## Description of the task
Skip every line before the one containing "Output a JSON", then copy that line and the rest of the entries below exactly, through the last line.

Start of Entries provided

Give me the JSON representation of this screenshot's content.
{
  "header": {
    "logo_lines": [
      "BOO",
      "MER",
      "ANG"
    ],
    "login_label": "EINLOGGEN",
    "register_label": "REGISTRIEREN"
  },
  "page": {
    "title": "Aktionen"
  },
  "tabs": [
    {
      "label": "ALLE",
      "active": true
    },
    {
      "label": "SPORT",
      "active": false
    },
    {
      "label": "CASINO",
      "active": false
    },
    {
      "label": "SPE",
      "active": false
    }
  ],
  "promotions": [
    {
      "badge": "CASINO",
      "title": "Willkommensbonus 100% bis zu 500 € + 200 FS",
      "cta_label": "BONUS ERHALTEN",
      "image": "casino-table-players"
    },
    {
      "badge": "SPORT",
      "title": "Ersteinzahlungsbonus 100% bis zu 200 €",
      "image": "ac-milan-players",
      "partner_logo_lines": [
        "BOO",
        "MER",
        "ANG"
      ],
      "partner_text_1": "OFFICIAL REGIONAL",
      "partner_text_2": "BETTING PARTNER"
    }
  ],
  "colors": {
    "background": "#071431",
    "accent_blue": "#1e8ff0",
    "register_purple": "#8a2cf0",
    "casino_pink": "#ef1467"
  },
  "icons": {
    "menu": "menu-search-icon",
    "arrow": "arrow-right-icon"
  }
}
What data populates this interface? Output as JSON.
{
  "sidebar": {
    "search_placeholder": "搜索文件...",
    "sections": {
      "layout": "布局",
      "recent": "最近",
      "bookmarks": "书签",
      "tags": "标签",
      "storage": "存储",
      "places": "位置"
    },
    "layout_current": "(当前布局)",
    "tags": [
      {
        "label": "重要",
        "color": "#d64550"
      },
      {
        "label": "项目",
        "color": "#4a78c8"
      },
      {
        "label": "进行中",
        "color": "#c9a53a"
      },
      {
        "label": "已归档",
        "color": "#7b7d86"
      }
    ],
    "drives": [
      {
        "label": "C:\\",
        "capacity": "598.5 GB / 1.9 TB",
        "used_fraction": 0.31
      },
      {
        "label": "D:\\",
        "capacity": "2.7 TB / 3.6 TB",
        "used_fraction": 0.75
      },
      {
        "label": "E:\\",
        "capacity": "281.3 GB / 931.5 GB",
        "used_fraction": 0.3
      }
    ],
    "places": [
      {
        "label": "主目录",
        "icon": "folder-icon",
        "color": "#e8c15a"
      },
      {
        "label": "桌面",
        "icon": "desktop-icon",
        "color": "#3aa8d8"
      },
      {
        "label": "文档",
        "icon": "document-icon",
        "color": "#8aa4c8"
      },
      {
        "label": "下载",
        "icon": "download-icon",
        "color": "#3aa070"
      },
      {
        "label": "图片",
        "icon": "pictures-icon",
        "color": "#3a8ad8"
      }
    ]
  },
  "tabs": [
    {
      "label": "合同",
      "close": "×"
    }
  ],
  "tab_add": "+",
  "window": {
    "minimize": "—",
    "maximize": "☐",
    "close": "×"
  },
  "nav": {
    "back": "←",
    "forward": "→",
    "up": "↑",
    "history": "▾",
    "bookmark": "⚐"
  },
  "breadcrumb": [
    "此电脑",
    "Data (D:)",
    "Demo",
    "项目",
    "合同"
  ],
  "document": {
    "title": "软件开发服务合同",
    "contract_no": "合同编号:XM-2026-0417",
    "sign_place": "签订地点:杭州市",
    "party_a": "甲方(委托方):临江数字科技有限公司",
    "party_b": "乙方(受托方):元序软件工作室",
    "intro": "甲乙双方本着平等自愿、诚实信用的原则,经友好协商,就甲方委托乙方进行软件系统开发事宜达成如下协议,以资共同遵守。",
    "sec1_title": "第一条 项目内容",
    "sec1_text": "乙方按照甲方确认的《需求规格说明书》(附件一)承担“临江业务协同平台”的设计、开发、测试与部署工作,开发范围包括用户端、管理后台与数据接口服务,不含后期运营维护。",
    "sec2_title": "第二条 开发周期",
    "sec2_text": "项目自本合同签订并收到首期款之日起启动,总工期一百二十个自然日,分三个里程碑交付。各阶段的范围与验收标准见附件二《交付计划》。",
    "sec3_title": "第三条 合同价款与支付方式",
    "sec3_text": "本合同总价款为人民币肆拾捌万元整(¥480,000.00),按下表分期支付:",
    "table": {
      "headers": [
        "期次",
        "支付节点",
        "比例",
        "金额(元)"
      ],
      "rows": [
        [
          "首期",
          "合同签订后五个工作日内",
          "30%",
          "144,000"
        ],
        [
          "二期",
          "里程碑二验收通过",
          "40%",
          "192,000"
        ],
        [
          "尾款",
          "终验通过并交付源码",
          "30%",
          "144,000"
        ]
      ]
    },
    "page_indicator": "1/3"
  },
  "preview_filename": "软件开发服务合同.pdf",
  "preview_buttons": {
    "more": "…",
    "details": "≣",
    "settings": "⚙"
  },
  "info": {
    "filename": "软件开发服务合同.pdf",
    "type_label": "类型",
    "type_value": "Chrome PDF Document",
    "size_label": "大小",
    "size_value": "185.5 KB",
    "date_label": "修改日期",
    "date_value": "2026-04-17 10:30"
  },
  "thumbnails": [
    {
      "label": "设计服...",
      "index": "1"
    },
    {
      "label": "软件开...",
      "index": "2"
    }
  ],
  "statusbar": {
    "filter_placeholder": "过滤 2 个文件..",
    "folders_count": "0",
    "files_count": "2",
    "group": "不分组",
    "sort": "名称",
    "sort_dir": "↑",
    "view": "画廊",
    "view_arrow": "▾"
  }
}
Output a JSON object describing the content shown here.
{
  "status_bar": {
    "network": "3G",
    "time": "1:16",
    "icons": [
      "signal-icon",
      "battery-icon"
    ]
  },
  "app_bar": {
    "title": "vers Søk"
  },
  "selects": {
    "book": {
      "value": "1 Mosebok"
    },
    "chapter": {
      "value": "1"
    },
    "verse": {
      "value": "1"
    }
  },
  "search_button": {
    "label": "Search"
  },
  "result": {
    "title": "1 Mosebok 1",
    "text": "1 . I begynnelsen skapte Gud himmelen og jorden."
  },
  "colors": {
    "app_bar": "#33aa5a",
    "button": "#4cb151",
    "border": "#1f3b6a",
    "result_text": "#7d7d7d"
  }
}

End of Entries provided

## Exercise answer
Output a JSON object describing the content shown here.
{
  "status_bar": {
    "network": "3G",
    "time": "1:16",
    "icons": [
      "signal-icon",
      "battery-icon"
    ]
  },
  "app_bar": {
    "title": "vers Søk"
  },
  "selects": {
    "book": {
      "value": "1 Mosebok"
    },
    "chapter": {
      "value": "1"
    },
    "verse": {
      "value": "1"
    }
  },
  "search_button": {
    "label": "Search"
  },
  "result": {
    "title": "1 Mosebok 1",
    "text": "1 . I begynnelsen skapte Gud himmelen og jorden."
  },
  "colors": {
    "app_bar": "#33aa5a",
    "button": "#4cb151",
    "border": "#1f3b6a",
    "result_text": "#7d7d7d"
  }
}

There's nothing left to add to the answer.